Mahzarin R. Banaji, Curtis Hardin, and Alexander J. Rothman
Three experiments demonstrated implicit gender stereotyping. A target's social category determined the use of previously primed stereotyped information, without Ss' awareness of such influence. After unscrambling sentences describing neutral or stereotyped behaviors about dependenceor aggression, Ss evaluated a female or male target. Although ratings of female and male targets didnot differ after exposure to neutral primes, Ss exposed to dependence primes rated a female targetas more dependent than a male target who performed identical behaviors (Experiment 1A). Likewise, Ss rated a male, but not a female, target as more aggressive after exposure to aggression primescompared with neutral primes (Experiment IB). Experiment 2 replicated the implicit stereotypingeffect and additionally showed no relationship between explicit memory for primes and judgmentof target's dependence.

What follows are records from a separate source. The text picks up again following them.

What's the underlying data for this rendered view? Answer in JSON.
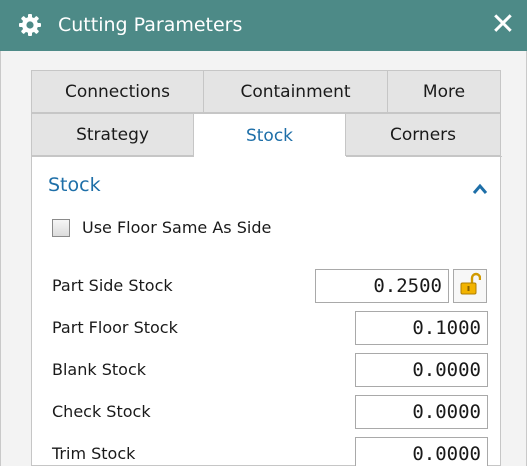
{
  "window": {
    "title": "Cutting Parameters",
    "close_glyph": "✕",
    "accent": "#4d8a87"
  },
  "tabs": {
    "row1": [
      {
        "label": "Connections",
        "active": false
      },
      {
        "label": "Containment",
        "active": false
      },
      {
        "label": "More",
        "active": false
      }
    ],
    "row2": [
      {
        "label": "Strategy",
        "active": false
      },
      {
        "label": "Stock",
        "active": true
      },
      {
        "label": "Corners",
        "active": false
      }
    ]
  },
  "section": {
    "title": "Stock",
    "title_color": "#1e6fa8",
    "collapse_icon": "chevron-up-icon"
  },
  "options": {
    "use_floor_same_as_side": {
      "label": "Use Floor Same As Side",
      "checked": false
    }
  },
  "fields": [
    {
      "label": "Part Side Stock",
      "value": "0.2500",
      "locked": false
    },
    {
      "label": "Part Floor Stock",
      "value": "0.1000"
    },
    {
      "label": "Blank Stock",
      "value": "0.0000"
    },
    {
      "label": "Check Stock",
      "value": "0.0000"
    },
    {
      "label": "Trim Stock",
      "value": "0.0000"
    }
  ],
  "icons": {
    "title": "gear-icon",
    "lock": "unlocked-padlock-icon",
    "lock_color": "#f2b300"
  }
}
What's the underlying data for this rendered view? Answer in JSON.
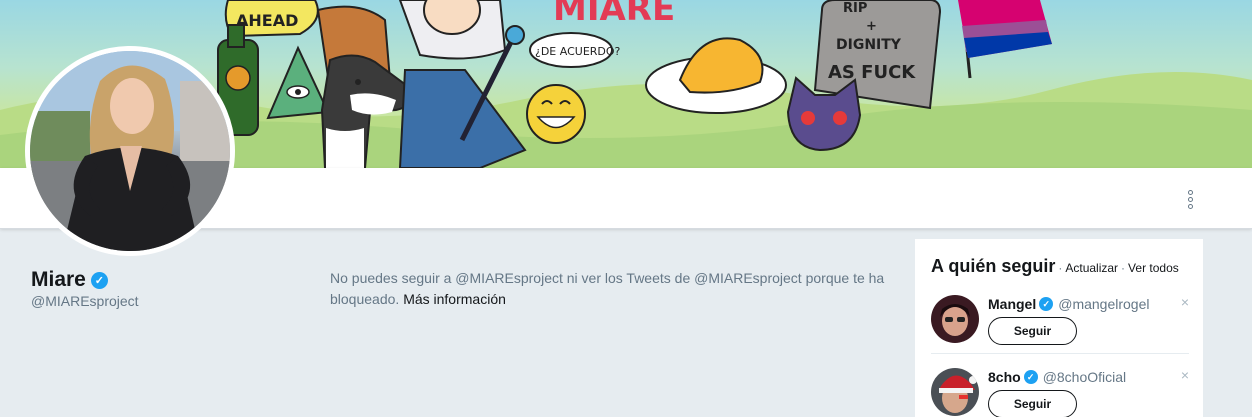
{
  "profile": {
    "name": "Miare",
    "handle": "@MIAREsproject",
    "verified_mark": "✓"
  },
  "banner": {
    "texts": [
      "AHEAD",
      "MIARE",
      "¿DE ACUERDO?",
      "RIP",
      "+",
      "DIGNITY",
      "AS FUCK"
    ]
  },
  "blocked_message": {
    "text": "No puedes seguir a @MIAREsproject ni ver los Tweets de @MIAREsproject porque te ha bloqueado.",
    "link": "Más información"
  },
  "who_to_follow": {
    "title": "A quién seguir",
    "separator": "·",
    "refresh": "Actualizar",
    "view_all": "Ver todos",
    "users": [
      {
        "name": "Mangel",
        "handle": "@mangelrogel",
        "button": "Seguir",
        "dismiss": "×"
      },
      {
        "name": "8cho",
        "handle": "@8choOficial",
        "button": "Seguir",
        "dismiss": "×"
      }
    ]
  },
  "icons": {
    "more": "more-vertical-icon",
    "verified": "verified-badge-icon",
    "dismiss": "close-icon"
  },
  "colors": {
    "background": "#e6ecf0",
    "verified": "#1da1f2",
    "muted_text": "#657786",
    "primary_text": "#14171a"
  }
}
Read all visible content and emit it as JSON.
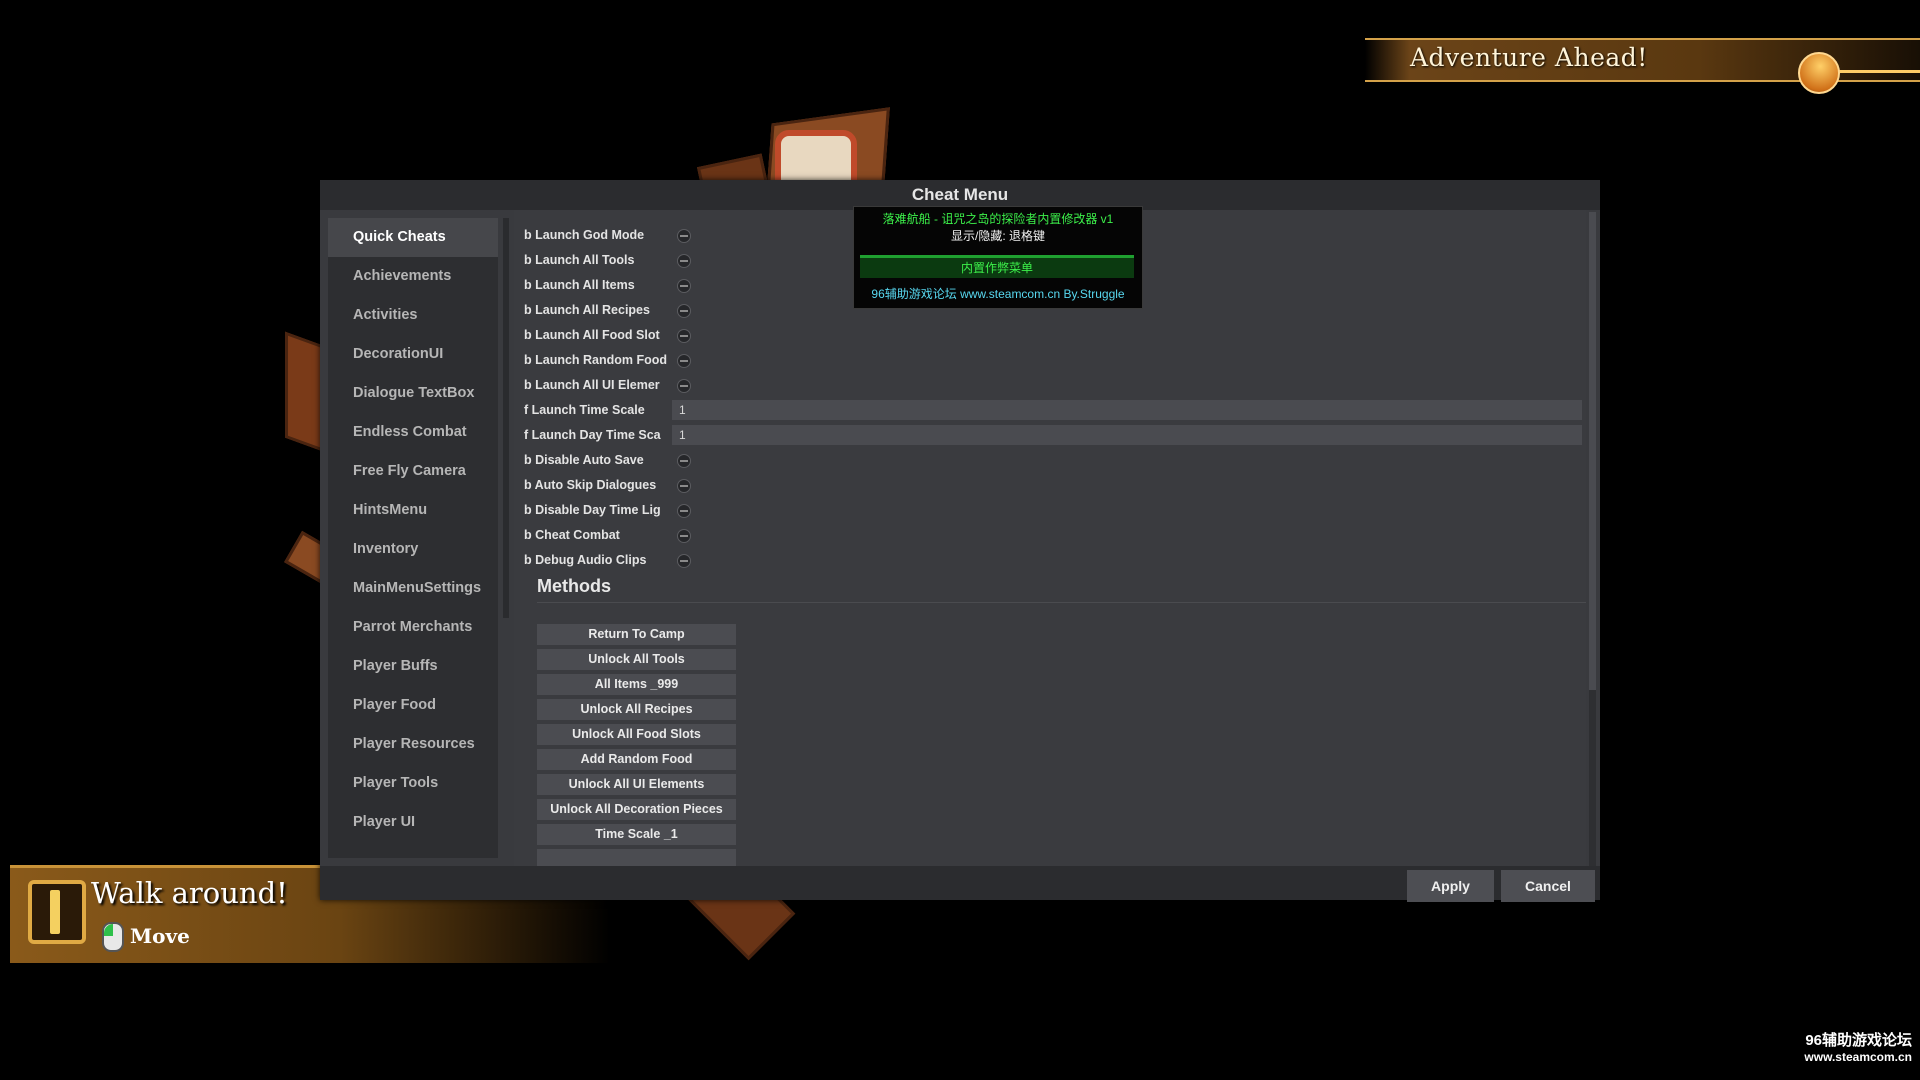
{
  "quest_banner": {
    "title": "Adventure Ahead!"
  },
  "task_banner": {
    "title": "Walk around!",
    "action": "Move"
  },
  "cheat_menu": {
    "title": "Cheat Menu",
    "sidebar": [
      "Quick Cheats",
      "Achievements",
      "Activities",
      "DecorationUI",
      "Dialogue TextBox",
      "Endless Combat",
      "Free Fly Camera",
      "HintsMenu",
      "Inventory",
      "MainMenuSettings",
      "Parrot Merchants",
      "Player Buffs",
      "Player Food",
      "Player Resources",
      "Player Tools",
      "Player UI"
    ],
    "active_tab": "Quick Cheats",
    "properties": [
      {
        "label": "b Launch God Mode",
        "type": "toggle"
      },
      {
        "label": "b Launch All Tools",
        "type": "toggle"
      },
      {
        "label": "b Launch All Items",
        "type": "toggle"
      },
      {
        "label": "b Launch All Recipes",
        "type": "toggle"
      },
      {
        "label": "b Launch All Food Slot",
        "type": "toggle"
      },
      {
        "label": "b Launch Random Food",
        "type": "toggle"
      },
      {
        "label": "b Launch All UI Elemer",
        "type": "toggle"
      },
      {
        "label": "f Launch Time Scale",
        "type": "number",
        "value": "1"
      },
      {
        "label": "f Launch Day Time Sca",
        "type": "number",
        "value": "1"
      },
      {
        "label": "b Disable Auto Save",
        "type": "toggle"
      },
      {
        "label": "b Auto Skip Dialogues",
        "type": "toggle"
      },
      {
        "label": "b Disable Day Time Lig",
        "type": "toggle"
      },
      {
        "label": "b Cheat Combat",
        "type": "toggle"
      },
      {
        "label": "b Debug Audio Clips",
        "type": "toggle"
      }
    ],
    "methods_heading": "Methods",
    "methods": [
      "Return To Camp",
      "Unlock All Tools",
      "All Items _999",
      "Unlock All Recipes",
      "Unlock All Food Slots",
      "Add Random Food",
      "Unlock All UI Elements",
      "Unlock All Decoration Pieces",
      "Time Scale _1"
    ],
    "apply_label": "Apply",
    "cancel_label": "Cancel"
  },
  "trainer_overlay": {
    "title": "落难航船 - 诅咒之岛的探险者内置修改器 v1",
    "hotkey": "显示/隐藏: 退格键",
    "menu_button": "内置作弊菜单",
    "link": "96辅助游戏论坛 www.steamcom.cn By.Struggle"
  },
  "watermark": {
    "line1": "96辅助游戏论坛",
    "line2": "www.steamcom.cn"
  },
  "colors": {
    "window_bg": "#393a3e",
    "sidebar_bg": "#2d2e31",
    "active_tab_bg": "#46474b",
    "button_bg": "#4b4c51",
    "trainer_green": "#3cf04a",
    "trainer_cyan": "#58d8f0",
    "quest_gold": "#d4a24a"
  },
  "icons": [
    "exclamation-icon",
    "mouse-icon",
    "quest-gem-icon",
    "toggle-icon"
  ]
}
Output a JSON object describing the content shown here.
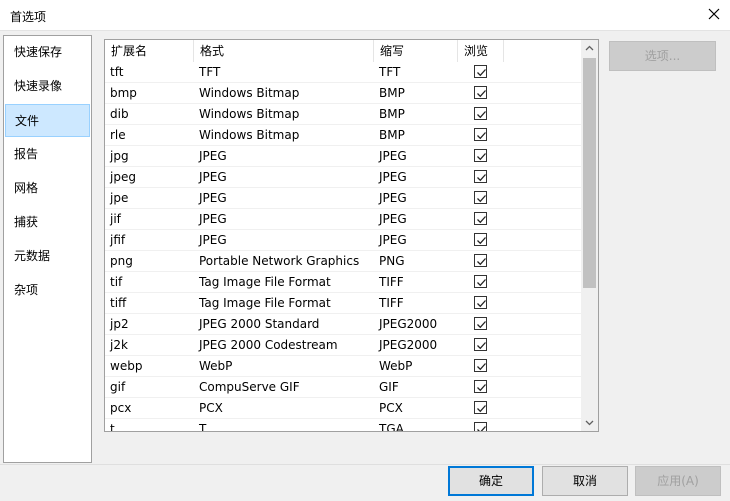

Three experiments demonstrated the effects of a match between temporarily available stereotyped knowledge and the social category of the target in producing implicit stereotyping.Primed information selectively influenced judgments of targets that varied solely in their social category membership.Such effects identify new boundary conditions in the operationof unconscious processes in social judgment and reveal howinsidious forms of discrimination are perpetrated. If contextually unrelated information is used outside subjects' awarenessof the source of influence to produce stereotyped judgments, itis unlikely to be detected by the perceiver, and opportunities toconsciously combat such influences will be minimal.